Catalyst, the US-based think-tank, has just published a new report compiled from the responses of 700 respondents based in Europe at senior levels – 55 per cent of whom were women and 45 per cent men. The focus was on executives in large companies (60 per cent of the companies surveyed had 10,000 or more employees, and 85 per cent had a global scope).
Participating companies included American Express, BMO Financial Group, Chevron, Deloitte, Deutsche Bank, Ernst & Young, Hewlett-Packard, IBM, McDonald’s and UPS.
The survey opens:
Advancing in today’s business world is often as much about learning and playing by the rules as it is about demonstrating talent and delivering results. Some rules are explicitly stated in organisational handbooks and performance review procedures, or by senior leadership. But other rules are left implicit, unwritten — for employees to decipher on their own.
Unwritten rules are often more potent than written rules – and harder to access, especially for newcomers. The Catalyst research uncovers eight key unwritten rules to advancement, from building professional networks to putting in “face time” and ensuring visibility.
The main scoring strategy cited by women, which they wished they had focused on more, was to establish mentoring relationships with higher-level managers.
What the survey revealed was a “subtle disconnect” between strategies that respondents rated as most important to advancement and those they actually adopted. So while they focused on time (hours worked) and performance (doing a great job), they rated career building (planning a career) and relationship building (leveraging networks) as at least as – if not more – important to career progress.
This survey echoes a number of other reports into winning strategies for women in the workplace that this blog has examined over the past few months.
Companies operate in similar ways to other human collectives, social groups or tribes.
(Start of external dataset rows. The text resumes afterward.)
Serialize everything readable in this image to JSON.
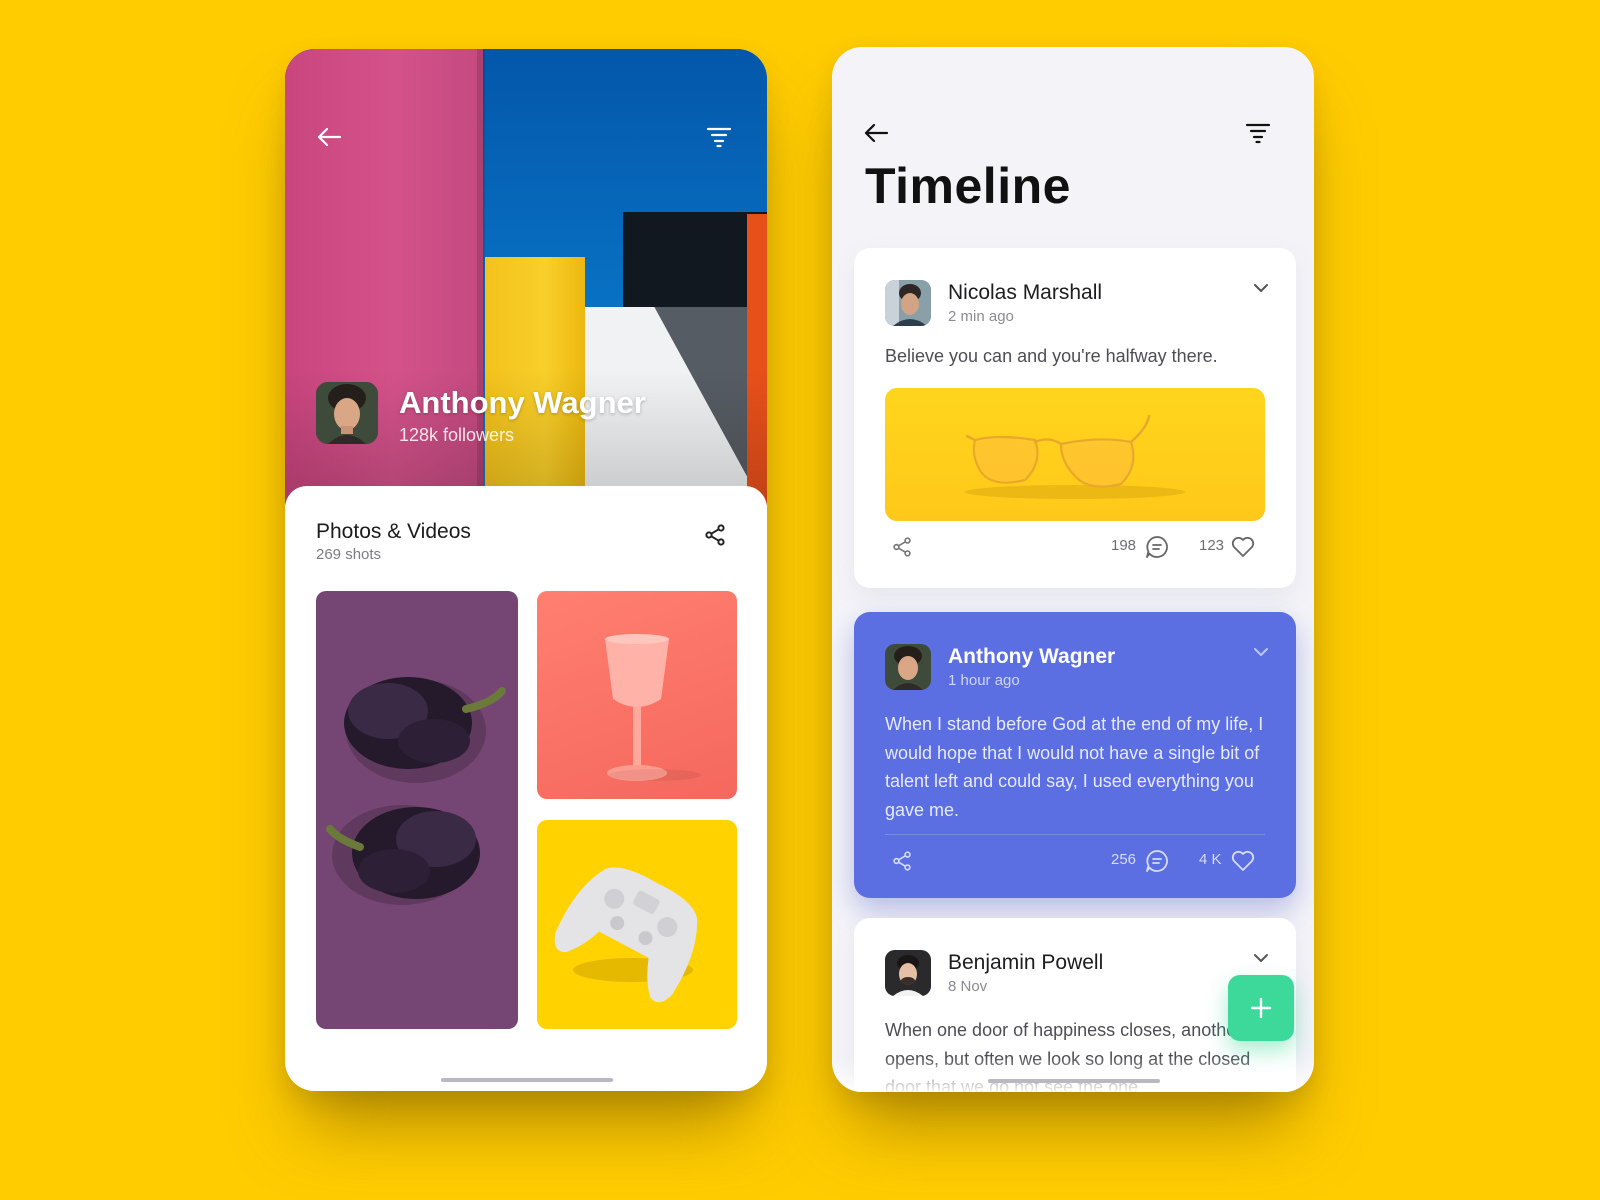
{
  "profile": {
    "name": "Anthony Wagner",
    "followers": "128k followers",
    "gallery": {
      "title": "Photos & Videos",
      "count": "269 shots",
      "tiles": [
        "purple-peppers",
        "pink-wine-glass",
        "white-game-controller"
      ]
    }
  },
  "timeline": {
    "title": "Timeline",
    "posts": [
      {
        "author": "Nicolas Marshall",
        "time": "2 min ago",
        "text": "Believe you can and you're halfway there.",
        "image": "yellow-sunglasses",
        "comments": "198",
        "likes": "123"
      },
      {
        "author": "Anthony Wagner",
        "time": "1 hour ago",
        "text": "When I stand before God at the end of my life, I would hope that I would not have a single bit of talent left and could say, I used everything you gave me.",
        "comments": "256",
        "likes": "4 K"
      },
      {
        "author": "Benjamin Powell",
        "time": "8 Nov",
        "text": "When one door of happiness closes, another opens, but often we look so long at the closed door that we do not see the one"
      }
    ]
  },
  "colors": {
    "background": "#FFCC00",
    "highlight_card": "#5B6FE3",
    "fab": "#3DD99A"
  }
}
Newcomers to the group have to learn the grammar of behaviour by observation and occasional questioning of a trusted insider. Native speakers do not need to learn the grammar of the language they speak instinctively. These unwritten codes serve to bond the group together, in anthropological language, but are they always benevolent?
If getting on is all about being one of the boys – or girls – are we in danger of rewarding mediocrity and stifling innovation? More transparent measures of success are fairer and more likely to reward the real talent in an organisation, rather than the furniture.